Photo credit: Gage Skidmore/Marc Nozell
So who said what on education on Monday evening during the first presidential debate?
Crickets…. It is amazing that the topic never came up at all even in an answer for an unrelated question.
Frederick Hess had this to say at Education Next:
Outside of a five-word Clinton throwaway mention of debt-free college, education didn’t make even a token appearance in the 45 minutes the candidates spent talking about “prosperity”. Amidst heated talk about foreign trade, taxes on “the rich,” Trump’s tax returns, birther-ism, Clinton’s emails, and more, neither bothered to raise K-12, higher education, or college costs. As marginal as education has been in 2016, I was still surprised that neither chose to go there. It’s a chance to play positive and send a signal about inclusive growth.
Education was almost equally absent when moderator Lester Holt turned to racial tension, civil unrest, incarceration, and policing. Clinton’s initial response mentioned schooling, but the candidates never returned to the role of education. In purely practical terms, that struck me as peculiar on a bunch of levels. Education is a way to talk about how to reduce tensions and offer more promising avenues. It’s a chance to talk of opportunity and responsibility. It’s a way to talk about promoting civic virtues and mutual understanding. And I was surprised that, in talking about the problems related to incarceration and urban violence, neither candidate cited the importance of prison education or prisoner reentry.
He makes some predictions on what they might do… well sort of.
I know reporters are working hard to parse what a Trump or Clinton win really means for education. But I’ll tell you what I keep telling education writers—it’s damn hard to know. For Trump, as best I can tell, policy is performance art. There’s no reason to believe he means what he says. So, when he tosses out the notion of $20 billion for school choice, I don’t think it’s more than a short-lived symbolic gesture. Meanwhile, Clinton has made rafts of promises regarding new regulations, programs, and spending, and it’s hard to know which of it she’s serious about.
The safest bet is that, especially post-ESSA, she’d back-burner K-12 to focus on new spending and regulations for pre-K and higher education, which has the added benefit of uniting Democrats. The thing, of course, is that her proposals would create fierce new partisan divides on those issues, and have trouble moving through what’s likely to be a Republican House. Would’ve been nice if either of them had seen fit to offer any more clarity on any of this in the debate, but so it goes.

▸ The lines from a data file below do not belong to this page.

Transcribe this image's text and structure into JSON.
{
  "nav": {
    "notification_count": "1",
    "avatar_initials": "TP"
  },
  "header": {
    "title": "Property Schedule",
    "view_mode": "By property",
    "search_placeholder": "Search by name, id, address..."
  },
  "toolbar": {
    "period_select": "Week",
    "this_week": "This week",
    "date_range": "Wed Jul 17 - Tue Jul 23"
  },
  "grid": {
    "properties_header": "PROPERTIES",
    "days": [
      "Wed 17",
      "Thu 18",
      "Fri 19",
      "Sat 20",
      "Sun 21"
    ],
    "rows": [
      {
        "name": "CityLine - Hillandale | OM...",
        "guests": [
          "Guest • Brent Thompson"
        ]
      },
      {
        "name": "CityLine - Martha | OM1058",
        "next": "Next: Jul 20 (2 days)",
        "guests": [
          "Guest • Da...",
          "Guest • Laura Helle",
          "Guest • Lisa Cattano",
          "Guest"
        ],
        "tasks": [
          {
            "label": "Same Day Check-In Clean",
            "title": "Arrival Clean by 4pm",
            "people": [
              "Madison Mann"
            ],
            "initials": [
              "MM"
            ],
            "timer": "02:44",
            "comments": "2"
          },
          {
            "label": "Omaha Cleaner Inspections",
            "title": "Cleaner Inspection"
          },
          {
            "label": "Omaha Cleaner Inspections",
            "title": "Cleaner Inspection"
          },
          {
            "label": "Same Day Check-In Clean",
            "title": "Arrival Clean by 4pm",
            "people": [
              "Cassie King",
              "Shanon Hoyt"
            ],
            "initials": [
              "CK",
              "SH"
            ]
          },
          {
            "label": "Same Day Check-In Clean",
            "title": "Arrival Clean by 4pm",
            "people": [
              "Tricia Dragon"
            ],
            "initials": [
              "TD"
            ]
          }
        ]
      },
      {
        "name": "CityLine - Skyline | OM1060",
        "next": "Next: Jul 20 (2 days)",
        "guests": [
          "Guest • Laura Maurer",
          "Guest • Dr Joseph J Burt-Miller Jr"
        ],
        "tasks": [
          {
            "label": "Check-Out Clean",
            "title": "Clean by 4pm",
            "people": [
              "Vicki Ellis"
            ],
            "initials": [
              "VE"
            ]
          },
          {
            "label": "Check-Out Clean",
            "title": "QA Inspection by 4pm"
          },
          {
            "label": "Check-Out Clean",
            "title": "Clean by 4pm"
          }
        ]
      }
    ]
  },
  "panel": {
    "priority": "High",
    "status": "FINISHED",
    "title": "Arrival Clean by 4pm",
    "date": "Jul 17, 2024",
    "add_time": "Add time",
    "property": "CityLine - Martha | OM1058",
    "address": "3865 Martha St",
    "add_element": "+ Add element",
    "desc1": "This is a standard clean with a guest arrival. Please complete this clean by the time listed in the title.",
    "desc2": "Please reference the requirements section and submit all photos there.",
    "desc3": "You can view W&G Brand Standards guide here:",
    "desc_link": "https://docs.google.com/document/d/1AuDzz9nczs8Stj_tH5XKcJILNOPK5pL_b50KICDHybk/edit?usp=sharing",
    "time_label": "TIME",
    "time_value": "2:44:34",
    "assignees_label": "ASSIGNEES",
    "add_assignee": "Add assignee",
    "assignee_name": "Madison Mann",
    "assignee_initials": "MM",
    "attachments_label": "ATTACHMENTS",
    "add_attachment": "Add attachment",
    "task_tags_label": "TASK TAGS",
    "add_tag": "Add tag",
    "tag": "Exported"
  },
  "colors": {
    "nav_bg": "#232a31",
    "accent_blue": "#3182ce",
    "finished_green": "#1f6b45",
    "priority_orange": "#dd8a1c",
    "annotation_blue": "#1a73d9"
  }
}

Trump has talked tough on Common Core, but it remains to be seen what his actual plans are beyond throwing money at school choice. At best with Clinton we can hope for is status quo with K-12 which isn’t good. At worst we’ll see her double down on Marc Tucker’s suggestions. She has laid out her platform, but we also have her record to go on as well, and it is dismal. Her plans for pre-K are frightening.